  • Publication Date: 05-2017
  • Content Type: Working Paper
  • Institution: The John F. Kennedy School of Government at Harvard University
  • Abstract: This report aims to summarize the main findings of the project as gathered by the three baseline documents, and frame them within a coherent set of policy recommendations that can help Panama to maintain their growth momentum in time and make it more inclusive. Three elements stand out as cornerstones of our proposal: (i) attracting and retaining qualified human capital; (ii) maximizing the diffusion of know-how and knowledge spillovers, and (iii) leveraging on public-private dialog to tackle coordination problems that are hindering economic activity outside the Panama-Col√≥n axis.
  • Topic: Development, Economics, Economic Growth, Economic Policy
  • Political Geography: Central America, Panama
  • Author: Ricardo Hausmann, Luis Espinoza, Miguel Angel Santos
  • Publication Date: 10-2016
  • Content Type: Working Paper
  • Institution: The John F. Kennedy School of Government at Harvard University
  • Abstract: Leveraging on the Canal, Panama has a developed a major comparative advantage in the exportable services sector. In turn, the stellar growth in this sector has spurred the demand for construction, which has been key to promote upward social mobility and increase labor productivity. But there are signs that this sector is receding, incapable of sustaining growth rates that are higher than the rest of the economy. This threatens to undo some of the progress made in terms of reducing income inequality and poverty in the country, and have the potential to stir social unrest. To face these new challenges, Panama must increase its stock of human capital by improving the quality of education, which is among the lowest in the world. Meanwhile, the country must open up to high-skilled immigration by removing harmful restrictions. To fully profit from immigration, it is equally important to maximize the diffusion of these skills and promote know- how spill overs through adequate policy. Finally, Panama must strengthen its institutions and reduce red tape and corruption, which most firms currently consider the most binding constraint to growth.
  • Topic: Development, Immigration, Infrastructure, Economic Growth, Institutions, Human Capital
  • Political Geography: Central America, Panama
  • Author: Ricardo Hausmann, Jose Ramon Morales, Miguel Angel Santos
  • Publication Date: 10-2016
  • Content Type: Working Paper
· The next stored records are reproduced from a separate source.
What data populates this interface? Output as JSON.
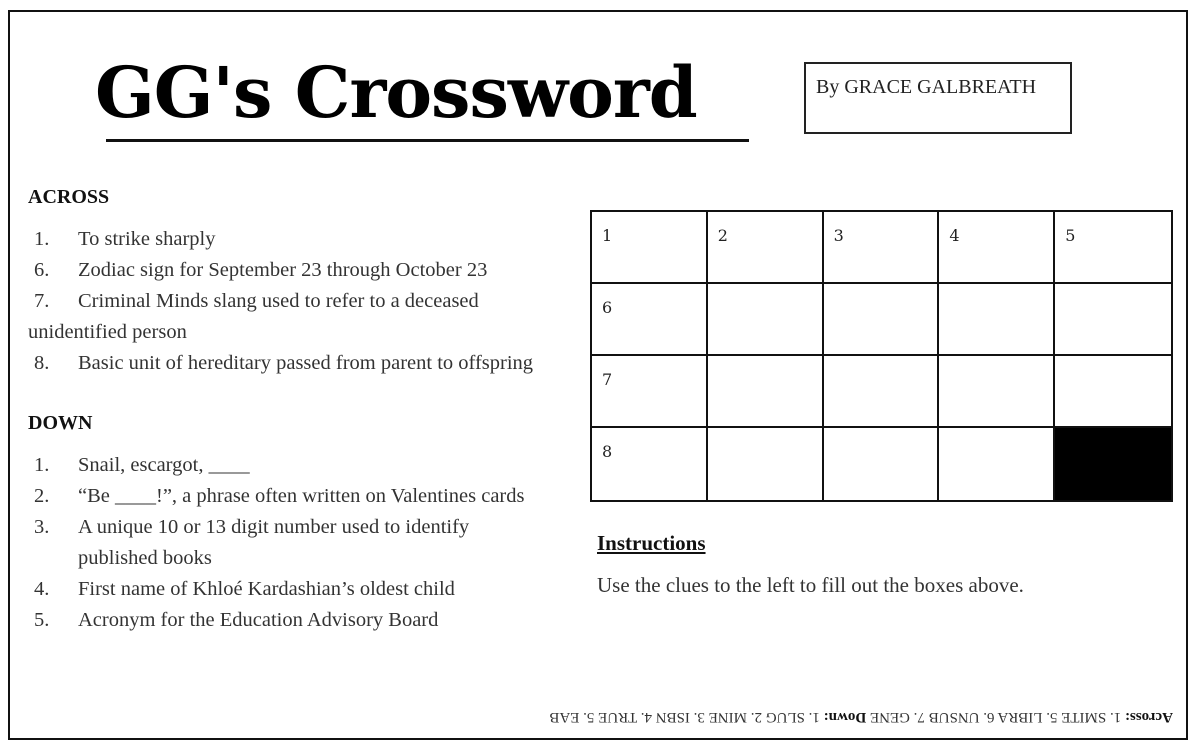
{
  "header": {
    "title": "GG's Crossword",
    "byline": "By GRACE GALBREATH"
  },
  "across": {
    "heading": "ACROSS",
    "clues": [
      {
        "num": "1.",
        "text": "To strike sharply"
      },
      {
        "num": "6.",
        "text": "Zodiac sign for September 23 through October 23"
      },
      {
        "num": "7.",
        "text": "Criminal Minds slang used to refer to a deceased",
        "cont": "unidentified person"
      },
      {
        "num": "8.",
        "text": "Basic unit of hereditary passed from parent to offspring"
      }
    ]
  },
  "down": {
    "heading": "DOWN",
    "clues": [
      {
        "num": "1.",
        "text": "Snail, escargot, ____"
      },
      {
        "num": "2.",
        "text": "“Be ____!”, a phrase often written on Valentines cards"
      },
      {
        "num": "3.",
        "text": "A unique 10 or 13 digit number used to identify",
        "cont": "published books"
      },
      {
        "num": "4.",
        "text": "First name of Khloé Kardashian’s oldest child"
      },
      {
        "num": "5.",
        "text": "Acronym for the Education Advisory Board"
      }
    ]
  },
  "grid": {
    "rows": 4,
    "cols": 5,
    "numbers": [
      [
        "1",
        "2",
        "3",
        "4",
        "5"
      ],
      [
        "6",
        "",
        "",
        "",
        ""
      ],
      [
        "7",
        "",
        "",
        "",
        ""
      ],
      [
        "8",
        "",
        "",
        "",
        ""
      ]
    ],
    "blocks": [
      [
        3,
        4
      ]
    ],
    "block_color": "#000000"
  },
  "instructions": {
    "heading": "Instructions",
    "text": "Use the clues to the left to fill out the boxes above."
  },
  "answer_key": {
    "across_label": "Across:",
    "across_text": " 1. SMITE 5. LIBRA 6. UNSUB 7. GENE ",
    "down_label": "Down:",
    "down_text": " 1. SLUG 2. MINE 3. ISBN 4. TRUE 5. EAB",
    "orientation": "upside-down"
  }
}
  • Institution: The John F. Kennedy School of Government at Harvard University
  • Abstract: The economy of Panama has thrived for more than a decade, based on a modern service sector on the activities surrounding the Canal. Panama has inserted its economy into global value chains, providing competitive services in logistics, ship handling, financial intermediation, insurance, communication and trade. The expansion of the modern service sector required significant non-residential construction, including office buildings, commercial outlets, warehouses, and even shopping malls. Large public infrastructure projects such as the expansion of the Canal, the Metro, and Tocumen airport, have provided an additional drive and paved the road for productive diversification. But productive diversification does not spread randomly. A country diversifies towards activities that demand similar capacities than the ones already in place. Current capabilities and know-how can be recombined and redeployed into new, adjacent activities, of higher value added. This report identifies productive capabilities already in place in Panama, as signaled by the variety and ubiquity of products and services that is already able to manufacture and provide competitively. Once there, we move on to identifying opportunities for productive diversification based on technological proximity. As a result, we provide a roadmap for potential diversification opportunities both at the national and sub-national level.
  • Topic: Development, Infrastructure, Economy, Economic Growth, Diversification
  • Political Geography: Central America, Panama